In today’s business landscape, no matter what your position in your company, you are probably carrying out a variety of duties that cut across a few different job descriptions. When you're juggling a variety of different tasks, along with constant life demands, you have a recipe for constant distraction. Distraction negatively affects your business results, and must be stopped it in its tracks. There are some steps you can take to help you do this.

Set a schedule

The bigger your job, the less control you have over your schedule. Your team will need your help, and many times they will come to you immediately when there is a problem. You’ll need to judge what’s an emergency and what isn’t. If the issue can wait, schedule a time to meet with that person about it. If you have staff across the country, set a regular time each week to get caught up. Do the same with your supervisor. Set up a time for you to meet each week to update them and make sure you both are on the same page. Setting a schedule and sticking to it as best as possible will help you juggle your job duties more effectively.

Make a time and place for everything

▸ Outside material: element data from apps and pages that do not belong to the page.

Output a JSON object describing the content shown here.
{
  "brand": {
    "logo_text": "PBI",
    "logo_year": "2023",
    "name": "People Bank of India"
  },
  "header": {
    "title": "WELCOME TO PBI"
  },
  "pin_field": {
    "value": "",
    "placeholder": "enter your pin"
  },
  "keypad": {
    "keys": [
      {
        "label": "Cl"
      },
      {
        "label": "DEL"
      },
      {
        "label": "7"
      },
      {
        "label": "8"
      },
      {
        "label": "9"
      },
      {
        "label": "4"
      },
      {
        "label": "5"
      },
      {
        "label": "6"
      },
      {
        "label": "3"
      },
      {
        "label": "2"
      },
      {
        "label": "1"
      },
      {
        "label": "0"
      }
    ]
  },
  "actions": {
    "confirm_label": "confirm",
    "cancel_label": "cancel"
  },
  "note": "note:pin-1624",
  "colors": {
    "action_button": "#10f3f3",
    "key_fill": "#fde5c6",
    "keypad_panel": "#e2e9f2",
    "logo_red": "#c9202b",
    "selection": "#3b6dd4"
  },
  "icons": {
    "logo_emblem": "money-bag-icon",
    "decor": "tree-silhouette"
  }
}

More people are working from home offices than ever and that trend will continue. While you gain extra time by not commuting, distractions in the home abound. Set parameters and stick to them. You may need to pretend that you did commute to an office and that you are not physically at home so home demands don’t become a distraction. Set 8:30-5 (or whatever work schedule you are required to fulfill) as “office time” and don’t deviate from work duties. Then set another time for home duties and don’t let work interfere in that time. Time management skills are essential to keeping work distractions at a minimum, as is discipline.

Teach your team to be solutions oriented

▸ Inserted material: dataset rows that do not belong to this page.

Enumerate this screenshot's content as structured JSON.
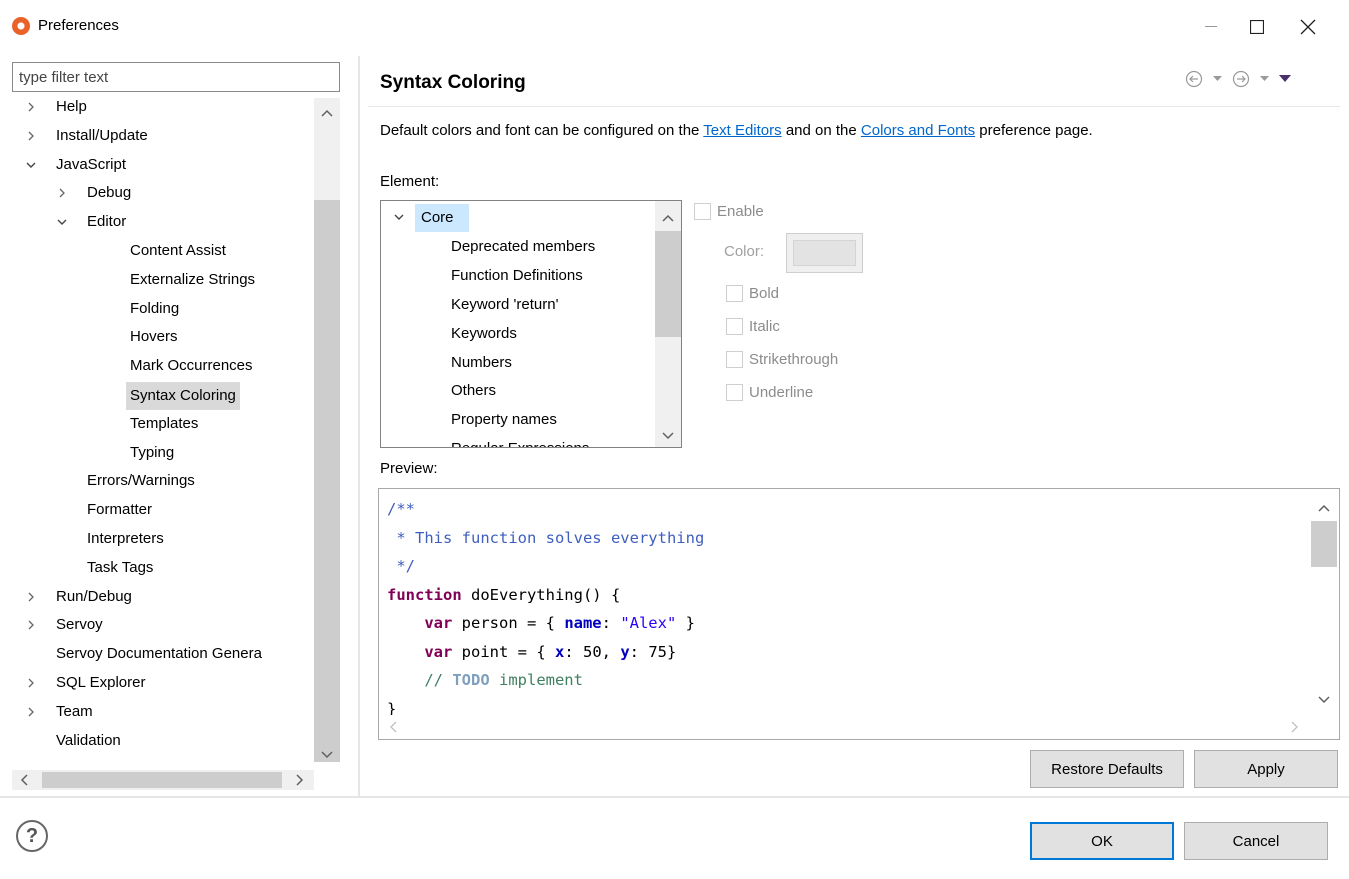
{
  "window": {
    "title": "Preferences",
    "min_glyph": "—",
    "max_glyph": "☐",
    "close_glyph": "✕"
  },
  "filter": {
    "placeholder": "type filter text",
    "value": ""
  },
  "tree": {
    "items": [
      {
        "label": "Help",
        "twisty": "›",
        "depth": 0,
        "selected": false
      },
      {
        "label": "Install/Update",
        "twisty": "›",
        "depth": 0,
        "selected": false
      },
      {
        "label": "JavaScript",
        "twisty": "⌄",
        "depth": 0,
        "selected": false
      },
      {
        "label": "Debug",
        "twisty": "›",
        "depth": 1,
        "selected": false
      },
      {
        "label": "Editor",
        "twisty": "⌄",
        "depth": 1,
        "selected": false
      },
      {
        "label": "Content Assist",
        "twisty": "",
        "depth": 2,
        "selected": false
      },
      {
        "label": "Externalize Strings",
        "twisty": "",
        "depth": 2,
        "selected": false
      },
      {
        "label": "Folding",
        "twisty": "",
        "depth": 2,
        "selected": false
      },
      {
        "label": "Hovers",
        "twisty": "",
        "depth": 2,
        "selected": false
      },
      {
        "label": "Mark Occurrences",
        "twisty": "",
        "depth": 2,
        "selected": false
      },
      {
        "label": "Syntax Coloring",
        "twisty": "",
        "depth": 2,
        "selected": true
      },
      {
        "label": "Templates",
        "twisty": "",
        "depth": 2,
        "selected": false
      },
      {
        "label": "Typing",
        "twisty": "",
        "depth": 2,
        "selected": false
      },
      {
        "label": "Errors/Warnings",
        "twisty": "",
        "depth": 1,
        "selected": false
      },
      {
        "label": "Formatter",
        "twisty": "",
        "depth": 1,
        "selected": false
      },
      {
        "label": "Interpreters",
        "twisty": "",
        "depth": 1,
        "selected": false
      },
      {
        "label": "Task Tags",
        "twisty": "",
        "depth": 1,
        "selected": false
      },
      {
        "label": "Run/Debug",
        "twisty": "›",
        "depth": 0,
        "selected": false
      },
      {
        "label": "Servoy",
        "twisty": "›",
        "depth": 0,
        "selected": false
      },
      {
        "label": "Servoy Documentation Genera",
        "twisty": "",
        "depth": 0,
        "selected": false
      },
      {
        "label": "SQL Explorer",
        "twisty": "›",
        "depth": 0,
        "selected": false
      },
      {
        "label": "Team",
        "twisty": "›",
        "depth": 0,
        "selected": false
      },
      {
        "label": "Validation",
        "twisty": "",
        "depth": 0,
        "selected": false
      }
    ]
  },
  "page": {
    "title": "Syntax Coloring",
    "description": {
      "part1": "Default colors and font can be configured on the ",
      "link1": "Text Editors",
      "part2": " and on the ",
      "link2": "Colors and Fonts",
      "part3": " preference page."
    },
    "element_label": "Element:",
    "elements": [
      {
        "label": "Core",
        "twisty": "⌄",
        "selected": true
      },
      {
        "label": "Deprecated members",
        "twisty": "",
        "selected": false
      },
      {
        "label": "Function Definitions",
        "twisty": "",
        "selected": false
      },
      {
        "label": "Keyword 'return'",
        "twisty": "",
        "selected": false
      },
      {
        "label": "Keywords",
        "twisty": "",
        "selected": false
      },
      {
        "label": "Numbers",
        "twisty": "",
        "selected": false
      },
      {
        "label": "Others",
        "twisty": "",
        "selected": false
      },
      {
        "label": "Property names",
        "twisty": "",
        "selected": false
      },
      {
        "label": "Regular Expressions",
        "twisty": "",
        "selected": false
      }
    ],
    "options": {
      "enable": "Enable",
      "color": "Color:",
      "bold": "Bold",
      "italic": "Italic",
      "strikethrough": "Strikethrough",
      "underline": "Underline"
    },
    "preview_label": "Preview:",
    "preview_lines": [
      [
        {
          "t": "/**",
          "c": "doc"
        }
      ],
      [
        {
          "t": " * This function solves everything",
          "c": "doc"
        }
      ],
      [
        {
          "t": " */",
          "c": "doc"
        }
      ],
      [
        {
          "t": "function",
          "c": "kw"
        },
        {
          "t": " doEverything() {",
          "c": "plain"
        }
      ],
      [
        {
          "t": "    ",
          "c": "plain"
        },
        {
          "t": "var",
          "c": "kw"
        },
        {
          "t": " person = { ",
          "c": "plain"
        },
        {
          "t": "name",
          "c": "prop"
        },
        {
          "t": ": ",
          "c": "plain"
        },
        {
          "t": "\"Alex\"",
          "c": "str"
        },
        {
          "t": " }",
          "c": "plain"
        }
      ],
      [
        {
          "t": "    ",
          "c": "plain"
        },
        {
          "t": "var",
          "c": "kw"
        },
        {
          "t": " point = { ",
          "c": "plain"
        },
        {
          "t": "x",
          "c": "prop"
        },
        {
          "t": ": 50, ",
          "c": "plain"
        },
        {
          "t": "y",
          "c": "prop"
        },
        {
          "t": ": 75}",
          "c": "plain"
        }
      ],
      [
        {
          "t": "    // ",
          "c": "cmt"
        },
        {
          "t": "TODO",
          "c": "todo"
        },
        {
          "t": " implement",
          "c": "cmt"
        }
      ],
      [
        {
          "t": "}",
          "c": "plain"
        }
      ]
    ]
  },
  "buttons": {
    "restore_defaults": "Restore Defaults",
    "apply": "Apply",
    "ok": "OK",
    "cancel": "Cancel",
    "help": "?"
  },
  "icons": {
    "back": "⊝",
    "forward": "⊝",
    "dropdown": "▾",
    "view_menu": "▼"
  }
}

As a manager, you are a problem solver for your team. But if you are the solution to all their business challenges, they won’t grow as professionals in the long term. In the short term, it means you will spend less time with their issues if they come to you with a solution to the problem they are presenting to you. The best way to get them to act this way is to ask them “so what do you think we should do about it?” when they bring a problem to your attention.

Set time limits on discussions

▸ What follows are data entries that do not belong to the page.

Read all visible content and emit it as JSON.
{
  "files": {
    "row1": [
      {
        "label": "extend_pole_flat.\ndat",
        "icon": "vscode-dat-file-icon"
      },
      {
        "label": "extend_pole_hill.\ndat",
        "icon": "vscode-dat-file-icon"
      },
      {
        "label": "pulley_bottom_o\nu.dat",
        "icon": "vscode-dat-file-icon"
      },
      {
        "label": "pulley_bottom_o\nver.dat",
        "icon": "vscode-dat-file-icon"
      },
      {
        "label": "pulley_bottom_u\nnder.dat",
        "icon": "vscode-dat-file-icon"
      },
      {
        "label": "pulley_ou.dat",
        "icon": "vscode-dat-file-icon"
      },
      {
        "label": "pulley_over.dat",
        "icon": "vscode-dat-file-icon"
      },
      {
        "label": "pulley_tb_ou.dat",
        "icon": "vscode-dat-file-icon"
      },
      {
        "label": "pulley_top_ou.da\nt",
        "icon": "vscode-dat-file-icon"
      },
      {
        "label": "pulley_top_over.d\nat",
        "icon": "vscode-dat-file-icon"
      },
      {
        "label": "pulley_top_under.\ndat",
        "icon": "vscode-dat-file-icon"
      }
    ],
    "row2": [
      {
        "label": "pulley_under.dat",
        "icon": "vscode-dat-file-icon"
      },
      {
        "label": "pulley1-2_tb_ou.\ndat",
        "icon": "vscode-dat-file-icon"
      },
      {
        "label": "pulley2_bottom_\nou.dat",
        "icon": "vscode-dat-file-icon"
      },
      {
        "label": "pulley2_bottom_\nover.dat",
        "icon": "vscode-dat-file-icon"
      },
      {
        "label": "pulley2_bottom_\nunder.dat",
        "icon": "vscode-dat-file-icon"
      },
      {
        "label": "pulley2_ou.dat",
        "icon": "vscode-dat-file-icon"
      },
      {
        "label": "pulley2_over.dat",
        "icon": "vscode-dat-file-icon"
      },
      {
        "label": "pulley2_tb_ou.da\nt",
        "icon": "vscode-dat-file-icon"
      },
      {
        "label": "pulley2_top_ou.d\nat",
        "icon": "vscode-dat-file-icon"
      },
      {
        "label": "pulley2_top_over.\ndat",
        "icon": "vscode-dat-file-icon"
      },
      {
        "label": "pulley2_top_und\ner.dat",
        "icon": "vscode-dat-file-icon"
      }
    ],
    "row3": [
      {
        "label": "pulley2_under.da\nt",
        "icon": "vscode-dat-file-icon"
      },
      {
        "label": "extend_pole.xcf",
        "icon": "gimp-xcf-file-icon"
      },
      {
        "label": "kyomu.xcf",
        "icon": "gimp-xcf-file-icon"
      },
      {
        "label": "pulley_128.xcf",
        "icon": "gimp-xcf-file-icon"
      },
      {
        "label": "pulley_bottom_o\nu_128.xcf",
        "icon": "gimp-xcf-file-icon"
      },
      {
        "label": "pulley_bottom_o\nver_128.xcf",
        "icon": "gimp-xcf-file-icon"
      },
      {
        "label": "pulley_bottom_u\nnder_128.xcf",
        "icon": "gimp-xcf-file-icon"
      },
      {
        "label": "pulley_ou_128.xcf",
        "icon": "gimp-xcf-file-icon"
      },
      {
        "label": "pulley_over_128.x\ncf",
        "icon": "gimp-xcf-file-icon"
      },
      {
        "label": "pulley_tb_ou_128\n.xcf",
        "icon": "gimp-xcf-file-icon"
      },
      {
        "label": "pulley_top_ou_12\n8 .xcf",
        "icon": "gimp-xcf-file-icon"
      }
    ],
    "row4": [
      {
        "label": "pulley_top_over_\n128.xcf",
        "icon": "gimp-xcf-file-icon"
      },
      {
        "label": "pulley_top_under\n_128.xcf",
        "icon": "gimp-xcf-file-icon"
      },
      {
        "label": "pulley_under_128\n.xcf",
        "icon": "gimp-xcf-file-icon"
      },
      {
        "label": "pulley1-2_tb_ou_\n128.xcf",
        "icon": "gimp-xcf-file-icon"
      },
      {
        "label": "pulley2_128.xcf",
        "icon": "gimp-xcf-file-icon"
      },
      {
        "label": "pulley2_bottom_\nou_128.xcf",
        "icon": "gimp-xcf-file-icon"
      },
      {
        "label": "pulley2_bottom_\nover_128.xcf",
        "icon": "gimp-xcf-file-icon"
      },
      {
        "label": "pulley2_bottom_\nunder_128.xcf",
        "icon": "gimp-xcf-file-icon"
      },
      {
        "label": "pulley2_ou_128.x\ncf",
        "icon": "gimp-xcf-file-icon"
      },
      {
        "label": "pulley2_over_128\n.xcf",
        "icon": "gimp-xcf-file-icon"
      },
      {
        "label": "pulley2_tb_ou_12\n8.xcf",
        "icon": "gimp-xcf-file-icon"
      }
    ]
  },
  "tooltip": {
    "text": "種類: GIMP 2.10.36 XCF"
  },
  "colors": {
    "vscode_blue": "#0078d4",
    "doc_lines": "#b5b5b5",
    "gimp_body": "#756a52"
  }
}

In a group setting, it’s easy for discussions to get off course, especially if the members like each other personally. There is a great benefit for a team to personally bond, but if left unchecked, it can distract the team from doing what it was formed to accomplish. Watch the clock when in a meeting. When the discussion veers off course, bring everybody back into focus. As long as you don’t do it in a scolding way, your team members will probably be glad you did.

Make time for yourself to organize

The bigger your job, the less control you have over your schedule. Make sure that every day you set aside time to focus on your agenda, away from distractions. Get organized. This will probably mean getting in early before everyone else and trying to plot out a course for your day. So be it. There are sacrifices for professional success and if you are a manager, that means devoting more time to the job. By taking this time every day to organize and make it about your work needs, you will be a more effective leader.

All these tips should help you keep distractions at a minimum by effectively organizing your business and your personal job duties. The time spent planning and thinking ahead will save you time in the execution phase of your work. You’ll be more productive and maybe have more time for personal pursuits as a result. That sounds good, doesn’t it?